## EXERCISE
For the records below, give the number of lines containing the word "this" and no other text.

(Website and app data records)
/---

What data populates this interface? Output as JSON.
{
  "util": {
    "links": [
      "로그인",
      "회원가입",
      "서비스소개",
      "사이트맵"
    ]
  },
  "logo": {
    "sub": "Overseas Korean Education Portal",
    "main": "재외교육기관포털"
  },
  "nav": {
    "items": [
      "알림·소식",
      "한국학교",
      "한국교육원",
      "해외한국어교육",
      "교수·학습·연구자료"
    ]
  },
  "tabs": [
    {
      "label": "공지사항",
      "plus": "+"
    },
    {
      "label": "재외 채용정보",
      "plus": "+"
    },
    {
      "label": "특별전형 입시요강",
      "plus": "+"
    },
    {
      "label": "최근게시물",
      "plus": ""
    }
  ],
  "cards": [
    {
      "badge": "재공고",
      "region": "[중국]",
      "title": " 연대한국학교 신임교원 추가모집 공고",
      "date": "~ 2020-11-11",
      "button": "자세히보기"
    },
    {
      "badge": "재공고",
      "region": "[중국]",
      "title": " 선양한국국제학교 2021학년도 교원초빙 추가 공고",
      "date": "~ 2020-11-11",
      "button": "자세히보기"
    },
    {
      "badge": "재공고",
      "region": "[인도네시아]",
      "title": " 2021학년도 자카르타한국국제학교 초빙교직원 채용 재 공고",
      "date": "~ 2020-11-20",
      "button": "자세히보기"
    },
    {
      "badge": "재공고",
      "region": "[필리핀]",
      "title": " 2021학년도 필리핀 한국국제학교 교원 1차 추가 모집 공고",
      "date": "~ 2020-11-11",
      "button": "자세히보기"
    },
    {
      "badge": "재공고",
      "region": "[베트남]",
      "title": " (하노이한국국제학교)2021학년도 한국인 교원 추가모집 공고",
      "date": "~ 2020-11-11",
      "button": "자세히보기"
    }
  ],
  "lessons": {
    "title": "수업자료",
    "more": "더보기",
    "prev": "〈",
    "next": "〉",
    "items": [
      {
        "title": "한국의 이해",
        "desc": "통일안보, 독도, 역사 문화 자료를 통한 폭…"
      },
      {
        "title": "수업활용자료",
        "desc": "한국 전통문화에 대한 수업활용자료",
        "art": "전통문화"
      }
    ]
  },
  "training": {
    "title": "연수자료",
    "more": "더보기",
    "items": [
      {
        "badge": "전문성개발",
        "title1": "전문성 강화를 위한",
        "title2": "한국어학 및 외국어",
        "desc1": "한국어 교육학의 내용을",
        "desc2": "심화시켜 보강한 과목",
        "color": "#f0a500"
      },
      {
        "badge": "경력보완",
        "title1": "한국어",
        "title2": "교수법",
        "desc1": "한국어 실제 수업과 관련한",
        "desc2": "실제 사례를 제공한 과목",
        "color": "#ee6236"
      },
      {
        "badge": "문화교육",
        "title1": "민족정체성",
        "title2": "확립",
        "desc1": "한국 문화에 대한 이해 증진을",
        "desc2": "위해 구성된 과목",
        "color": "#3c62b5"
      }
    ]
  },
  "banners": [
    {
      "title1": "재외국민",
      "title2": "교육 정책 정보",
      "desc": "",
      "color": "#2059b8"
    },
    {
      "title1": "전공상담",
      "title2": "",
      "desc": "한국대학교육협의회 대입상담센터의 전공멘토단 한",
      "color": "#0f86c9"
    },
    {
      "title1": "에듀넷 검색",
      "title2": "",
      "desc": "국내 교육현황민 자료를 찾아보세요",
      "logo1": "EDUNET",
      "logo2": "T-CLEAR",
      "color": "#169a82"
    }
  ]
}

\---
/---

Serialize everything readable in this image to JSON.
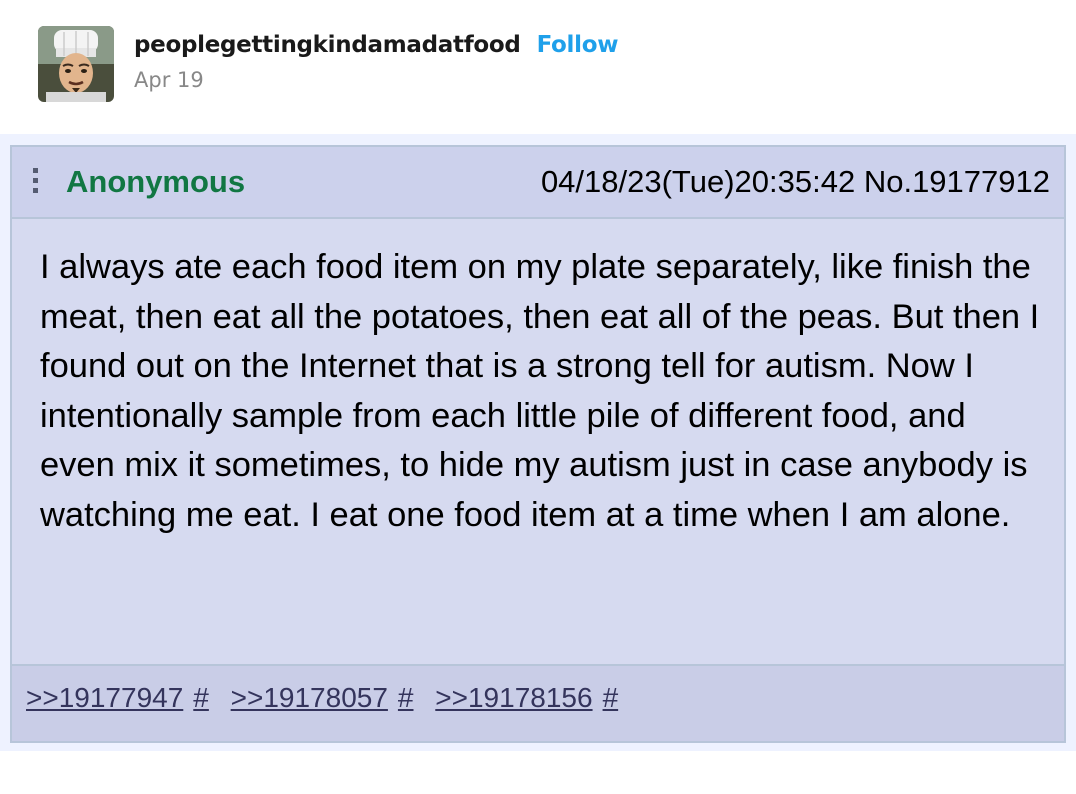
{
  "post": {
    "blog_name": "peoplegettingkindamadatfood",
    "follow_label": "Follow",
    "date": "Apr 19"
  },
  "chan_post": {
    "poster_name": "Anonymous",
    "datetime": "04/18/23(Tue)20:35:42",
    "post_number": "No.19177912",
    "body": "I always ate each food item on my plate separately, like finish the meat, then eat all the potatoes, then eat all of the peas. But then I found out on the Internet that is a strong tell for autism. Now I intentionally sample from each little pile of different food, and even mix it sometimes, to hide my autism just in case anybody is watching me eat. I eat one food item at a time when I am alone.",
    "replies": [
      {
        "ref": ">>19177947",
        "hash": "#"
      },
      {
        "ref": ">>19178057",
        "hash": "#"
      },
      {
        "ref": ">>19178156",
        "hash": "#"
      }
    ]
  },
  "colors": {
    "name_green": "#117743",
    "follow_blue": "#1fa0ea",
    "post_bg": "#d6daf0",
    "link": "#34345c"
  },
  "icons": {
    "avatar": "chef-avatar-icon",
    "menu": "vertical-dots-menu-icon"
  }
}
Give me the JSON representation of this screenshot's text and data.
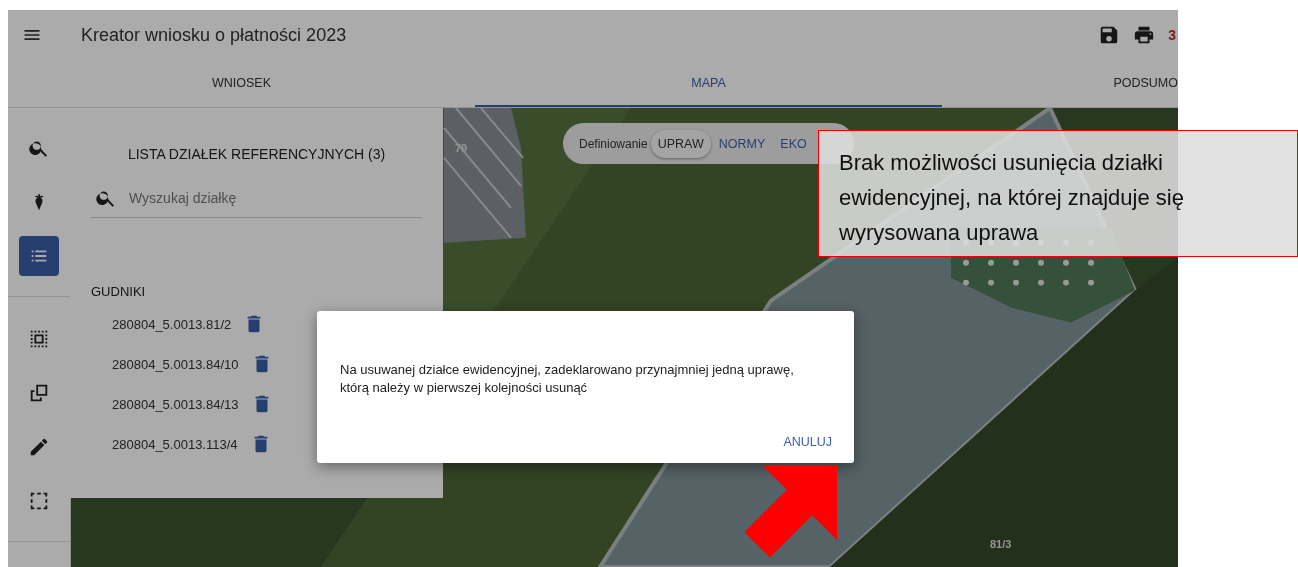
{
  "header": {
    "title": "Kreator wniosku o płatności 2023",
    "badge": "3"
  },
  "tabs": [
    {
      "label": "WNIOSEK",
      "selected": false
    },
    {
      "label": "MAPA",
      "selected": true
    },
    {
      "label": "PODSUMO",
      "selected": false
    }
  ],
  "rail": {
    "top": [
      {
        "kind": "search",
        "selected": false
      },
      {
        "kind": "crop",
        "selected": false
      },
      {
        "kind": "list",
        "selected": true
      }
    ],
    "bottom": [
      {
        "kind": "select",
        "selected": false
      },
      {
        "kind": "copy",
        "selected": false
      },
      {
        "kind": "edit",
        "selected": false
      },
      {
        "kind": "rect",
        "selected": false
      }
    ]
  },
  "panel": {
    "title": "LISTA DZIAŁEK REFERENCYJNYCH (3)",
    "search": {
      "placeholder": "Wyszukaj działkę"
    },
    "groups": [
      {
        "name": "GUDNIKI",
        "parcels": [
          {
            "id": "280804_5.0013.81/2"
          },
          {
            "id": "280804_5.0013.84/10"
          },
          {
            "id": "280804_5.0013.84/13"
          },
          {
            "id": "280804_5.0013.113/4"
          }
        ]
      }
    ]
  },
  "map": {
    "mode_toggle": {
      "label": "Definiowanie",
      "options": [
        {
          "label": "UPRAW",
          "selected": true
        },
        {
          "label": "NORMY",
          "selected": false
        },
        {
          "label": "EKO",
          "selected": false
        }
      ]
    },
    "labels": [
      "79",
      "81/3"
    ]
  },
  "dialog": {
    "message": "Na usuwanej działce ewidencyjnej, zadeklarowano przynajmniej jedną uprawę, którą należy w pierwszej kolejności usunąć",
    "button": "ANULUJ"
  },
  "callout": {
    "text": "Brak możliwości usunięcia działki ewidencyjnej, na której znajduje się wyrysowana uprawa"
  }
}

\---

## RESPONSE
3